WHAT THE TASK ASKS >> Below are some records; copy each line in them that contains "Evrak".

# # # # # # #

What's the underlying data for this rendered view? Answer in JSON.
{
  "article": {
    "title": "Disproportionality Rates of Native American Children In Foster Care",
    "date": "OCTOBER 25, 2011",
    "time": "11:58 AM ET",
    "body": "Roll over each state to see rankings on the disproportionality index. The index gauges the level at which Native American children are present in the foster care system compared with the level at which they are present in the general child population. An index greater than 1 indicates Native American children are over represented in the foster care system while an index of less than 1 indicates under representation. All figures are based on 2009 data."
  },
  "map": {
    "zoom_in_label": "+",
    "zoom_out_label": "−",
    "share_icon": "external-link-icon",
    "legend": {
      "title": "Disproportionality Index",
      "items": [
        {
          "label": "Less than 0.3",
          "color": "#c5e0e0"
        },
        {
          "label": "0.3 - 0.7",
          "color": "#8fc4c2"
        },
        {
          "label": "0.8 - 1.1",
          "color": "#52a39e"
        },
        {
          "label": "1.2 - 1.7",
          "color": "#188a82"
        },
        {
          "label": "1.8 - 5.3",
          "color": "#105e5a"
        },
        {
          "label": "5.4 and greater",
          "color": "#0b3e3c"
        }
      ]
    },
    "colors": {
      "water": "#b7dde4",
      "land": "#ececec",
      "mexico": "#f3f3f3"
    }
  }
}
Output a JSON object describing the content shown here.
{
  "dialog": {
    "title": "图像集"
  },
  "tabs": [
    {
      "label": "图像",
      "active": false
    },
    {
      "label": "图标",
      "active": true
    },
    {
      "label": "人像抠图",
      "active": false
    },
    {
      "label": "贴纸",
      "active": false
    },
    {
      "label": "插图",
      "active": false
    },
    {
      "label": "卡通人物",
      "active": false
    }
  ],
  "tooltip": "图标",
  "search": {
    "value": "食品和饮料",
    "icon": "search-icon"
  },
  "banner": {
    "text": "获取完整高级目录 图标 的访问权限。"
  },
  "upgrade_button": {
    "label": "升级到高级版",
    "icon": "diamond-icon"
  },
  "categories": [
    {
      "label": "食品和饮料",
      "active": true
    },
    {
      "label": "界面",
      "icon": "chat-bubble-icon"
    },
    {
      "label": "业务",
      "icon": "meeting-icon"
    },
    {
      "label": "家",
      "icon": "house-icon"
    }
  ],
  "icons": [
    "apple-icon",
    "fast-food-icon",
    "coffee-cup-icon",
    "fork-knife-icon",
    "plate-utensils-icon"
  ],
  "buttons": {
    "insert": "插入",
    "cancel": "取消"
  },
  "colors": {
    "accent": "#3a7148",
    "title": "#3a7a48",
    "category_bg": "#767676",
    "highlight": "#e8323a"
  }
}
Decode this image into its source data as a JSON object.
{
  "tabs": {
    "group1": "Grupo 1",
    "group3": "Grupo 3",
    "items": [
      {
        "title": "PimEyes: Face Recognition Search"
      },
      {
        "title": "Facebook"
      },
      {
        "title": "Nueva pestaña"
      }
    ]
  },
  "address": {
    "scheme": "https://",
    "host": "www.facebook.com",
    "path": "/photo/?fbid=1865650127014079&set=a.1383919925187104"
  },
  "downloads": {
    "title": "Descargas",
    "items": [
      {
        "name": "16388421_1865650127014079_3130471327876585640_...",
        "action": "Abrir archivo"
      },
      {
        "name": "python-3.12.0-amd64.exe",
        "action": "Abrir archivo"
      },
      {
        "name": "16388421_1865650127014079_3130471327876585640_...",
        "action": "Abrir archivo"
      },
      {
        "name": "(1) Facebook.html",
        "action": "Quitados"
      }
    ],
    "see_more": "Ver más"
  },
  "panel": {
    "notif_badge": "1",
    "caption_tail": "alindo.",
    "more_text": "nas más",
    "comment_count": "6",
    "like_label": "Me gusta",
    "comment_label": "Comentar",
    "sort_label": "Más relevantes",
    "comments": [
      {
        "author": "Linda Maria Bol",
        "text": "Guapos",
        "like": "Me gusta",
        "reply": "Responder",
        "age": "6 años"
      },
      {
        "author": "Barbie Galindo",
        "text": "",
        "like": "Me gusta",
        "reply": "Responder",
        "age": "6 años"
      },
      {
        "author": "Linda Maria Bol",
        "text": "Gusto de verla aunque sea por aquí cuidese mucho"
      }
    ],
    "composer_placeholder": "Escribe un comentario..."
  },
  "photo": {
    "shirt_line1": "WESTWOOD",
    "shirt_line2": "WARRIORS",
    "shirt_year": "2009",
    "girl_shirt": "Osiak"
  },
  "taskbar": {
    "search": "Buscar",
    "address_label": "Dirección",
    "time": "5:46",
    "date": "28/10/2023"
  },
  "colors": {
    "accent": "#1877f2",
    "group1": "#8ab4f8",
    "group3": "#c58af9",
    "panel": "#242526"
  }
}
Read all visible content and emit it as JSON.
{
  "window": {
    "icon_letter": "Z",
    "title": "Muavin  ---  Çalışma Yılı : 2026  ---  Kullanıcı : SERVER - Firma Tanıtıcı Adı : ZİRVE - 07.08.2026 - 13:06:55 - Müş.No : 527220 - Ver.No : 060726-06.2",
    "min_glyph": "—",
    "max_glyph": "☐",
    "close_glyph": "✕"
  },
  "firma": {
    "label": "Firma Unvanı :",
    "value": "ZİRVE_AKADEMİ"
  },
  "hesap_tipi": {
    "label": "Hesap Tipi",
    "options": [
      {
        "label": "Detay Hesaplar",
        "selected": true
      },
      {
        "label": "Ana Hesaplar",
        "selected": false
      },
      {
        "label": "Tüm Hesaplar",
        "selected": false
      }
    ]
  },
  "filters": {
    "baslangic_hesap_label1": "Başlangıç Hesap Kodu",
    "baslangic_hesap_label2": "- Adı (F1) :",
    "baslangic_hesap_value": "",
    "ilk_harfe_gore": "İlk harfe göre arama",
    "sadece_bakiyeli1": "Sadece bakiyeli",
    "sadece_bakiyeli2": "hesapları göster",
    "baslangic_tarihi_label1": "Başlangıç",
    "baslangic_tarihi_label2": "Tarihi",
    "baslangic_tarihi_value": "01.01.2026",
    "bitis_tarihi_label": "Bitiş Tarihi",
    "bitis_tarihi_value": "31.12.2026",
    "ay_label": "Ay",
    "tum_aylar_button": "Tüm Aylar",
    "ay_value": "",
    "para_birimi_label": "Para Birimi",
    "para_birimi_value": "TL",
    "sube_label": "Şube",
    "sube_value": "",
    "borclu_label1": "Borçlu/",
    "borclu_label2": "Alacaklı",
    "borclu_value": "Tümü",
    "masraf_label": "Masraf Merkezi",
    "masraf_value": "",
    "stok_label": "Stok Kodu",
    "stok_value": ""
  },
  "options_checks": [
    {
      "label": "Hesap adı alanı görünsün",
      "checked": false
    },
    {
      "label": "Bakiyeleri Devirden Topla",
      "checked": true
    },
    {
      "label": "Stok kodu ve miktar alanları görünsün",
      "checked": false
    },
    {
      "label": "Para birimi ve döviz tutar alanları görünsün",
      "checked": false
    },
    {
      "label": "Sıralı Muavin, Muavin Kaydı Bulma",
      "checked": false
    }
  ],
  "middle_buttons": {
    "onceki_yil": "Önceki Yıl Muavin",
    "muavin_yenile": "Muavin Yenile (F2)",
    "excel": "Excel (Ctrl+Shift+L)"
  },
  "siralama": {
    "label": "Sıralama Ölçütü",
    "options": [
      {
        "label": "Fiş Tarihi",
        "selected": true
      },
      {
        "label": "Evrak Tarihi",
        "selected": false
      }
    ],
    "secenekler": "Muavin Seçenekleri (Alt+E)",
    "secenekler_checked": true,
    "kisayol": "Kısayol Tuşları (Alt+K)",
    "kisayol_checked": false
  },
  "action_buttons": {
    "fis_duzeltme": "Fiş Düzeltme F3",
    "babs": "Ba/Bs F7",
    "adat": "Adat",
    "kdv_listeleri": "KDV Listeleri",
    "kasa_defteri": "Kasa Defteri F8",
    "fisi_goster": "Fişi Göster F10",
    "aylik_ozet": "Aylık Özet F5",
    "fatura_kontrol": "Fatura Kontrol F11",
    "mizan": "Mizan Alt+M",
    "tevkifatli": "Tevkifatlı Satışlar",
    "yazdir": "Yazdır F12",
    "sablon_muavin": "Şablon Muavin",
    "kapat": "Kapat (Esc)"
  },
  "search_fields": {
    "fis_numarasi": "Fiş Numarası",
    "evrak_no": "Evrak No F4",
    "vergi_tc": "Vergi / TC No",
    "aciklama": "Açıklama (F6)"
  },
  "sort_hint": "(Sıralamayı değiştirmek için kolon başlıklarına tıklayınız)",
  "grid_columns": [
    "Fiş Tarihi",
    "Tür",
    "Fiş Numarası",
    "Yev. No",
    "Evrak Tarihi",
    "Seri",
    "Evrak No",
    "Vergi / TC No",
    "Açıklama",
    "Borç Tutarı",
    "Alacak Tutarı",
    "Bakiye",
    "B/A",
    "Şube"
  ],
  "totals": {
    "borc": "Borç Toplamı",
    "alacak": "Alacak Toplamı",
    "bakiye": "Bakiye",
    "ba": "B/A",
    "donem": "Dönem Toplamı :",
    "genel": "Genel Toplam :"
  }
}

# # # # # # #

EXERCISE SOLUTION >>
        "label": "Evrak Tarihi",
    "evrak_no": "Evrak No F4",
    "Evrak Tarihi",
    "Evrak No",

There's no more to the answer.